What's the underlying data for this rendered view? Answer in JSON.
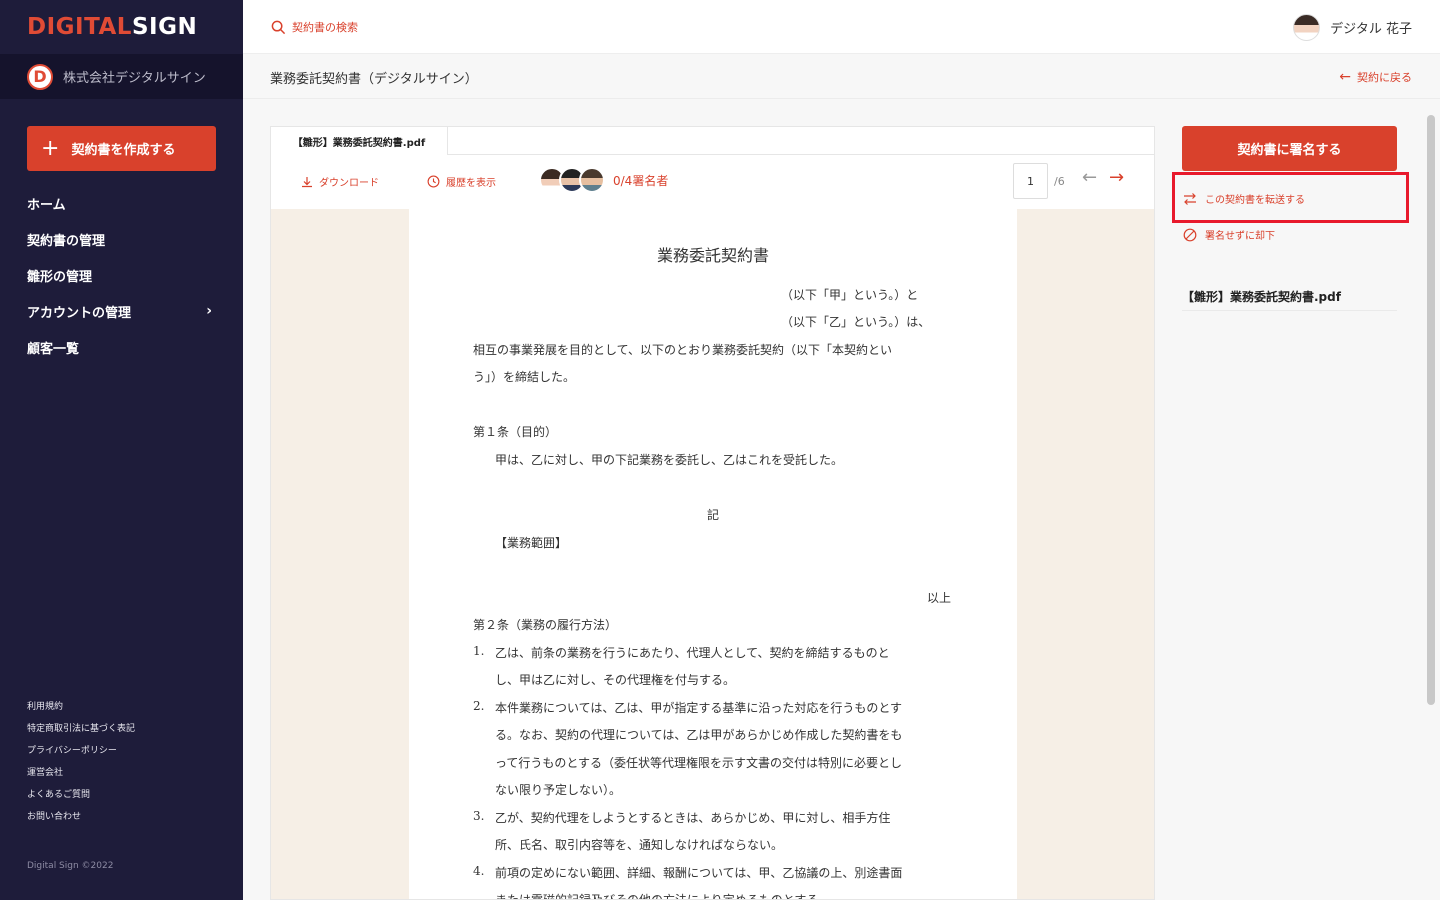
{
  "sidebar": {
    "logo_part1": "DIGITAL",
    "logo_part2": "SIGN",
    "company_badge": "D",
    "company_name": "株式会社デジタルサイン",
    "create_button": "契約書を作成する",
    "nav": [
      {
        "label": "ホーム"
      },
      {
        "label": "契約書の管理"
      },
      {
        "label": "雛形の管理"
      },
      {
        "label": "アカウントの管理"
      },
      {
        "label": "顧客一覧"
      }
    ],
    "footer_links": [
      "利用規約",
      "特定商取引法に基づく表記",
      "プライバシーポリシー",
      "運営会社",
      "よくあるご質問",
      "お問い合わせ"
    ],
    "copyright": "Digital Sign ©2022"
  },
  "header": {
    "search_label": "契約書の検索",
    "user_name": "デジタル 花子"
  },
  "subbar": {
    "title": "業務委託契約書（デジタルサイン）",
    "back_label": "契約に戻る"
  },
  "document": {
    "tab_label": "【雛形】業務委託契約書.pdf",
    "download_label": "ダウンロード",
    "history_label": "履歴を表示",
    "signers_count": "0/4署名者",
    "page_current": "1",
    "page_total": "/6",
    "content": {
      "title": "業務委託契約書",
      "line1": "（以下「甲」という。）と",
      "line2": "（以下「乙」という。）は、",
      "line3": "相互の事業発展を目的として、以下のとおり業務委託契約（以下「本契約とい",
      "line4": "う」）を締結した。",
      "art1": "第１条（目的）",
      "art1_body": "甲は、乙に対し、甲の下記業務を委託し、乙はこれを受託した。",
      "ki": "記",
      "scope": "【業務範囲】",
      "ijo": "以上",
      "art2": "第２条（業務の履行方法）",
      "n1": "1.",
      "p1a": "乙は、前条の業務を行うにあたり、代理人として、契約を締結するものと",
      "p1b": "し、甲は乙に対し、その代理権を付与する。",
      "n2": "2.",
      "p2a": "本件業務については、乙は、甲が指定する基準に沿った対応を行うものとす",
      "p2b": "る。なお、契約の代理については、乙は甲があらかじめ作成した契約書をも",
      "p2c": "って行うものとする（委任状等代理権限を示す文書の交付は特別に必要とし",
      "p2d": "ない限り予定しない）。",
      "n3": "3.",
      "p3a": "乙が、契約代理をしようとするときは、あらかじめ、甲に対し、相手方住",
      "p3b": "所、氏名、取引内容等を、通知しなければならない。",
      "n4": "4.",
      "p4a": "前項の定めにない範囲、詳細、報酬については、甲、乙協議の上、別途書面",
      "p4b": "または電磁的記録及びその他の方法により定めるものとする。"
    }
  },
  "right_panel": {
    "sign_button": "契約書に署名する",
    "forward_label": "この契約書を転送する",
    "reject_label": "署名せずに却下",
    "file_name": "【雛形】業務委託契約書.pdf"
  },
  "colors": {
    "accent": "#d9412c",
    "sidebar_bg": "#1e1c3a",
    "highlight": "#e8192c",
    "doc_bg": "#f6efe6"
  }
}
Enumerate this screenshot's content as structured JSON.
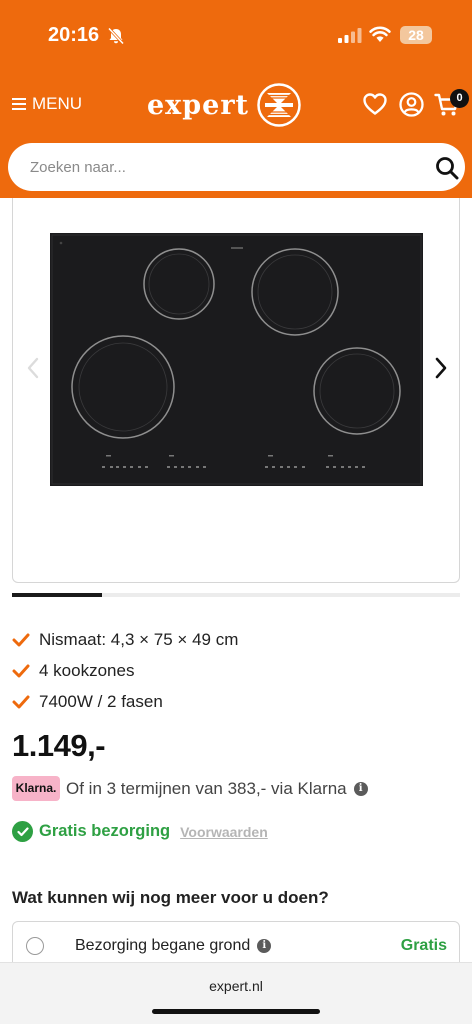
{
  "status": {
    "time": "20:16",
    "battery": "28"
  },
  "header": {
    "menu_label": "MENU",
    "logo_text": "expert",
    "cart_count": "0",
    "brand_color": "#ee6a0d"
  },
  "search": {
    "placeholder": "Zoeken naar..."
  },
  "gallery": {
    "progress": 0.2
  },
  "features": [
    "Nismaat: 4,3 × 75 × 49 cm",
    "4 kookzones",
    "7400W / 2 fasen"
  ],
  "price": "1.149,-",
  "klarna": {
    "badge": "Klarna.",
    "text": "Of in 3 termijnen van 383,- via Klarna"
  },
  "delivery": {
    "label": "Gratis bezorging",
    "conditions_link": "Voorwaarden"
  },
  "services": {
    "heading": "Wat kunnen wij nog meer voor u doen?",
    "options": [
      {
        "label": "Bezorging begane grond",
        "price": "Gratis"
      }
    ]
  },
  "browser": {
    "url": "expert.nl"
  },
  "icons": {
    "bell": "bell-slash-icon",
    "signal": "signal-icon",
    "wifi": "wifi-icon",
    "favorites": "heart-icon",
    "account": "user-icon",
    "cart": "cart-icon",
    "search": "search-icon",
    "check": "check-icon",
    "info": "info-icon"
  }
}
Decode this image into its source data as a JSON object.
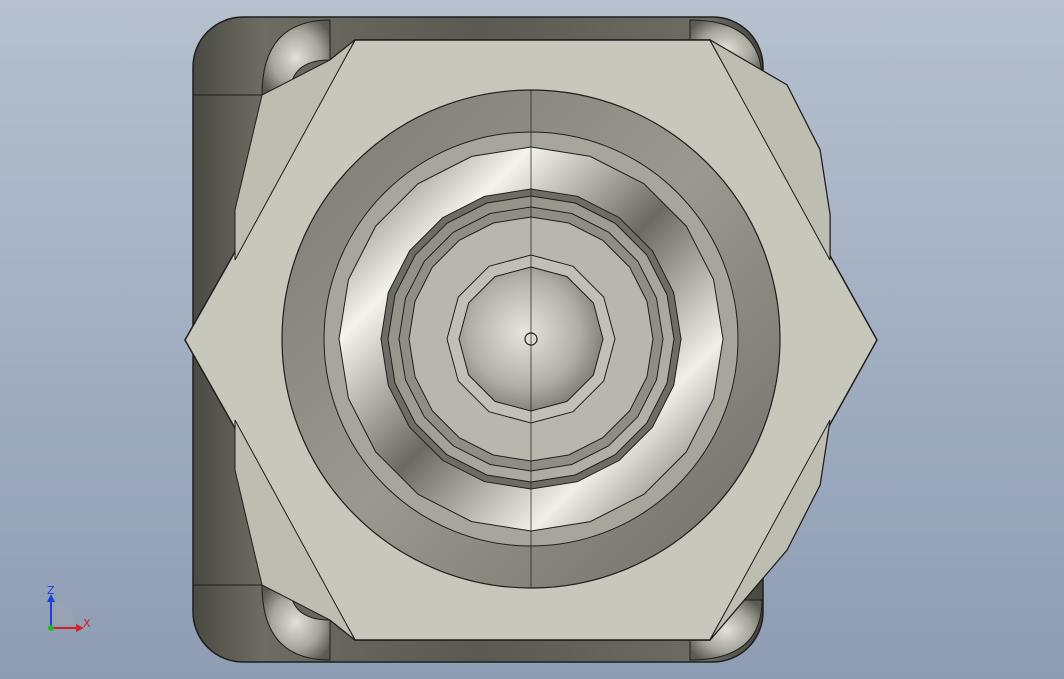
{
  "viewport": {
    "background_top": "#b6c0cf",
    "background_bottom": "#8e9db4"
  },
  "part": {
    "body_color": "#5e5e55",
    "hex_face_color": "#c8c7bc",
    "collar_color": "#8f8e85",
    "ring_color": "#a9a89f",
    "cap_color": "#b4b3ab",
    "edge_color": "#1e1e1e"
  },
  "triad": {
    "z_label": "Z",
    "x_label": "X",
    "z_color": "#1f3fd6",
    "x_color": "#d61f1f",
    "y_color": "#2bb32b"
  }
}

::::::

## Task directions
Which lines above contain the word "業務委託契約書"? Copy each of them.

## Expected answer
    "title": "業務委託契約書（デジタルサイン）",
    "tab_label": "【雛形】業務委託契約書.pdf",
      "title": "業務委託契約書",
    "file_name": "【雛形】業務委託契約書.pdf"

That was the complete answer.